Inshore and nearshore, there are a variety of gamefish taking advantage of the plentiful baitfish supply. Reds, trout, jacks, snook, bluefish and mackerel are all available. Once your targeted species is located, how can you increase the chances for success?
Tackle: The right fly pattern in color and size will work best when it is in front of the fish's face. Early morning with calm conditions will show redfish and trout in the shallows, where surface or shallow presentations are effective. If the same fish are on the bottom in a pothole that is 4 to 6 feet deep, a shallow presentation will not work. Adding a lot of weight to the fly will help but destroys the action and makes casting a chore. Floating weight-forward fly lines are used by everyone, but having a second line rigged on another rod that has a clear sinking tip should be your next line purchase. Rio, Cortland and SA all make these excellent products that have a 9- to 12-foot clear tip that will sink and get your fly in the proper strike zone. Add a 4-foot piece of 20-pound fluorocarbon leader between the fly and line end and you have a deadly combination that will cast easily and give you a depth advantage.
Pro's tip: Tungsten wire wrapped on the hook shank before tying the fly or adding dumbbell eyes in varying sizes will add a small amount of weight to the fly where it is needed. After the fly hits the water, use a countdown method, counting slowly until fish are located, and repeat the technique on successive casts.

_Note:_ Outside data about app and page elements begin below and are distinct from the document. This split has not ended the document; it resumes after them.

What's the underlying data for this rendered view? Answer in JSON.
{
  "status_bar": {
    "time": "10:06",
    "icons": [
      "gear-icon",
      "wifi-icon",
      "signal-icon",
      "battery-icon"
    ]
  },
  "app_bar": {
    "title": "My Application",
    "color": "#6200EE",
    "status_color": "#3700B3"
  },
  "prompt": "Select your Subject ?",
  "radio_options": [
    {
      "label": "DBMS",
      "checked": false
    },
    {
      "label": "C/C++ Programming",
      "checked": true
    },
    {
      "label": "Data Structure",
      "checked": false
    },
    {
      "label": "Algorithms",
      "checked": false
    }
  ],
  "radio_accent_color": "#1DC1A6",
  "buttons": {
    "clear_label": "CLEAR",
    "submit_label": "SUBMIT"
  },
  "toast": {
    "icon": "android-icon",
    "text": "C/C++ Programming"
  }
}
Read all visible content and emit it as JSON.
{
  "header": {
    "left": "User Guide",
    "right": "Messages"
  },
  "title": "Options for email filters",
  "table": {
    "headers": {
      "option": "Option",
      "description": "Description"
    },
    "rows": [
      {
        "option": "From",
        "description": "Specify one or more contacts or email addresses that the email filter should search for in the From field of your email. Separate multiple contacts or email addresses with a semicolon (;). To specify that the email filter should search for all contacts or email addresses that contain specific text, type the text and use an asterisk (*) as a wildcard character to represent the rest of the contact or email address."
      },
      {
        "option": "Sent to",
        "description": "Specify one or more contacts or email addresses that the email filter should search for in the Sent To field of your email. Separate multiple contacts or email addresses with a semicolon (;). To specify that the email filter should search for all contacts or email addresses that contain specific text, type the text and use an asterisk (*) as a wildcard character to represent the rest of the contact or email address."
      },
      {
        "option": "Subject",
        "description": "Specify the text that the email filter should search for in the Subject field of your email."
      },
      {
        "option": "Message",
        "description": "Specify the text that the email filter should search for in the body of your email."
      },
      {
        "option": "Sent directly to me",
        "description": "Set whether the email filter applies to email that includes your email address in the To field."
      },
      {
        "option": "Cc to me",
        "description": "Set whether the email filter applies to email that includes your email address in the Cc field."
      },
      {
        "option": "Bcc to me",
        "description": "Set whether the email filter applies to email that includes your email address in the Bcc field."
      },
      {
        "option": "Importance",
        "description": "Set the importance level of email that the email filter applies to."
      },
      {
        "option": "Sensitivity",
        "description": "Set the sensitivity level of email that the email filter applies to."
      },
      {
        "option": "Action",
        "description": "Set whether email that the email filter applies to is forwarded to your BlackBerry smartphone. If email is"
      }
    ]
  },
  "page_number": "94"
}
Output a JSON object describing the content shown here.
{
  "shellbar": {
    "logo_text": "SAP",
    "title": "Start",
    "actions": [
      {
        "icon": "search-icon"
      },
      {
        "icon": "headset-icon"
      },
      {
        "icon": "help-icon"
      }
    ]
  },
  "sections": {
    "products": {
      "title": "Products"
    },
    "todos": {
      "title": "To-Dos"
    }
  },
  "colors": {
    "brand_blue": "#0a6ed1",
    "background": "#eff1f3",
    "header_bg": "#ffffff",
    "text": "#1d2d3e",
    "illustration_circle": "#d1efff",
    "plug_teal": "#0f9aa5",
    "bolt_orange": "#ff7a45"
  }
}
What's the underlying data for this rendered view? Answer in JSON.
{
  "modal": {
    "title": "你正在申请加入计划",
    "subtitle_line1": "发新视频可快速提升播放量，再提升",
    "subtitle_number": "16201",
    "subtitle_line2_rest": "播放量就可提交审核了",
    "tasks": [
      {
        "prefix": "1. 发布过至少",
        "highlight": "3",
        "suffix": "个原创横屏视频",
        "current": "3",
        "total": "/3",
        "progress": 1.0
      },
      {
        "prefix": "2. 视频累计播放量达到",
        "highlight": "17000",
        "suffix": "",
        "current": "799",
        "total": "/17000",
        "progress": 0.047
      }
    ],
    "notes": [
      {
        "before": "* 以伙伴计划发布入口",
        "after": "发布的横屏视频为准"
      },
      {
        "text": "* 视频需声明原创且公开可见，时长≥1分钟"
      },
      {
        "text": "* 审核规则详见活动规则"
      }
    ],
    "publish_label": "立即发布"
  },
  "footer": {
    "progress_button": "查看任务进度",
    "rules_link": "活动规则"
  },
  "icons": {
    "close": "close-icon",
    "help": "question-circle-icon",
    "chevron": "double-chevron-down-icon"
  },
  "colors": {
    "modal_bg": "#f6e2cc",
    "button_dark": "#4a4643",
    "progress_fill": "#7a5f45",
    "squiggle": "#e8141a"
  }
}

Pat Damico of Fly Guy Charters can be reached at captpat.com or (727) 504-8649.